We welcome joint proposals with other groups. For session proposals which attract many high quality submissions, we will consider allowing two timeslots.

In addition to promotion of sessions and support in submitting session proposals, EGWG are given an allocation of guest passes for non geographers and/or non UK conference participants. Session organisers may suggest names of speakers for whom the EGWG can potentially offer a free conference pass, assuming the criteria for guest passes are met and subject to our allocation of guest passes.

The following links may be useful in proposing your session.

www.rgs.org/ACSessionFormats

www.rgs.org/AC2015OrganiseSession

Workshop – Realising the Transition: Addressing the challenges of low carbon energy and development in Africa

February 3rd 2015, The Royal Society, London

The ‘Rising Powers, Clean Energy and the Low Carbon Transition in Southern Africa’ team is organising a one day international workshop titled ‘Realising the Transition: Addressing the challenges of low carbon energy and development in Africa’ to be held in London on February 3rd 2015. The workshop will mark the culmination of our ESRC project on The Rising Powers, Clean Energy and the Low Carbon Transition in Southern Africa, led by Durham University and the University of Sussex (http://www.dogweb.dur.ac.uk/the-rising-powers/). This one-day workshop will examine how and with what consequences pathways to low carbon development are emerging and being contested in sub-Saharan Africa.  It will also provide a space for fostering dialogue between the research, practice and policy communities concerned with the issues of low carbon energy and development in Africa and offer insights on the new approaches required to realise future transitions.

The detailed programme of the event including speakers and topics can be found here: http://www.dogweb.dur.ac.uk/the-rising-powers/realising-the-transition-workshop/

Please send your RSPV to Ankit Kumar (ankit.kumar@durham.ac.uk) latest by 16th January 2015.

Sincerely

Professor Marcus Power          and       Professor Peter Newell
Department of Geography                     Department of International Relations
Durham University                                 University of Sussex

On behalf of the ‘Rising Powers and Energy Transitions’ team’

UKERC Research Papers on Natural Gas

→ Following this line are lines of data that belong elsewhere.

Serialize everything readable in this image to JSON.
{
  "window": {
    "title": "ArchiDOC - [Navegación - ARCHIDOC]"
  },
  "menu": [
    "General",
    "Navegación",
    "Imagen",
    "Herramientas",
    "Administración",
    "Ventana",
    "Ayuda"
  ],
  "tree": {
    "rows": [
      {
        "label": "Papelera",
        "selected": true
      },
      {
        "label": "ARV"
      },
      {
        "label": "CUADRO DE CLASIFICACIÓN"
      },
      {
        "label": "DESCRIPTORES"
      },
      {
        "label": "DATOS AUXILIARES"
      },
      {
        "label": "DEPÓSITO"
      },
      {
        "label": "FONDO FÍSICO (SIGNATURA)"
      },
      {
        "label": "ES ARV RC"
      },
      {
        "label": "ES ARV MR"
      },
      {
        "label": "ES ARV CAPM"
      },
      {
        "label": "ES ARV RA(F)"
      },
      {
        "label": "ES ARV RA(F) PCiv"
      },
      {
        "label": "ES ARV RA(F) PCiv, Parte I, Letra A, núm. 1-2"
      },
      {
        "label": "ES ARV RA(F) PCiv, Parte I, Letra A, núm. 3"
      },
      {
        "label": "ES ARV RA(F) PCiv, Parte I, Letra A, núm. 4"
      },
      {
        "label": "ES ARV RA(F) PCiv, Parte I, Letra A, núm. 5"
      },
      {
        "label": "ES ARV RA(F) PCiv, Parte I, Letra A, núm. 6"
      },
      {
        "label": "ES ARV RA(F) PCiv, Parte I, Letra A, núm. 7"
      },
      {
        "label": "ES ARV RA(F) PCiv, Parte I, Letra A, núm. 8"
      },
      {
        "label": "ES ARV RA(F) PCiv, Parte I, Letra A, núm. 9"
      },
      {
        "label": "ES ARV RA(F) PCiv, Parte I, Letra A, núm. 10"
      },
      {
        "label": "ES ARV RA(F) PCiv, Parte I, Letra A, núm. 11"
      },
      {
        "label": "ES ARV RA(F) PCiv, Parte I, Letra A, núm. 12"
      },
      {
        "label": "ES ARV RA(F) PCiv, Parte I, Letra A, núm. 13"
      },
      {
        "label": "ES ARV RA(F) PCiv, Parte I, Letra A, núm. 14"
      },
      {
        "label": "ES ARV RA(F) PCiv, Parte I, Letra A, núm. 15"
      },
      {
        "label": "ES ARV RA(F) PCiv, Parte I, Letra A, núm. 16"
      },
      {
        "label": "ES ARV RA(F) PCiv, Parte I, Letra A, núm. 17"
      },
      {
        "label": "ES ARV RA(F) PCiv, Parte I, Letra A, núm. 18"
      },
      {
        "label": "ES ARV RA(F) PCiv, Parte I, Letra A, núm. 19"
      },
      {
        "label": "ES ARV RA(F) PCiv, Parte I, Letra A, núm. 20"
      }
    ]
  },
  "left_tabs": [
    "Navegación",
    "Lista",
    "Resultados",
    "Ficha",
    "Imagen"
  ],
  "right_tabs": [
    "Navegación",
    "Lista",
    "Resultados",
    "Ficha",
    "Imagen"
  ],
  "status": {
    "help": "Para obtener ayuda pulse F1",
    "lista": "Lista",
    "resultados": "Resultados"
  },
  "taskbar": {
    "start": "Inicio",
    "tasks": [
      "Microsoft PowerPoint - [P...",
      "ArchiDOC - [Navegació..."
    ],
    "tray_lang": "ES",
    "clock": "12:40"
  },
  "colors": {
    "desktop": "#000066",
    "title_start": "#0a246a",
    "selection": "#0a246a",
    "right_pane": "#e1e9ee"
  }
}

Two new research papers on natural gas have been published by the UK Energy Research Centre. The first entitled: ‘The UK’s Global Gas Challenge’ reports on the finding of a two year research project led by Mike Bradshaw (Warwick Business School), with input from  Gavin Bridge (University of Durham), Stefan Bouzarvoski (University of Manchester) and Jim Watson (UKERC/University of Sussex). The second paper is entitled ‘A Bridge to a Low Carbon Future? Modelling the Long-Term Global Potential of Natural Gas.’ The project was led by Christophe McGlade and colleagues at UCL with input from Mike Bradshaw. Both papers can be downloaded from the UKERC website: http://www.ukerc.ac.uk/

If you are interested in natural gas, you also check out the Gas Programme at the Oxford Institute for Energy Study, which has an excellent range of working papers: http://www.oxfordenergy.org

Mike Bradshaw

Professor of Global Energy

Warwick Business School

Michael.Bradshaw@wbs.ac.uk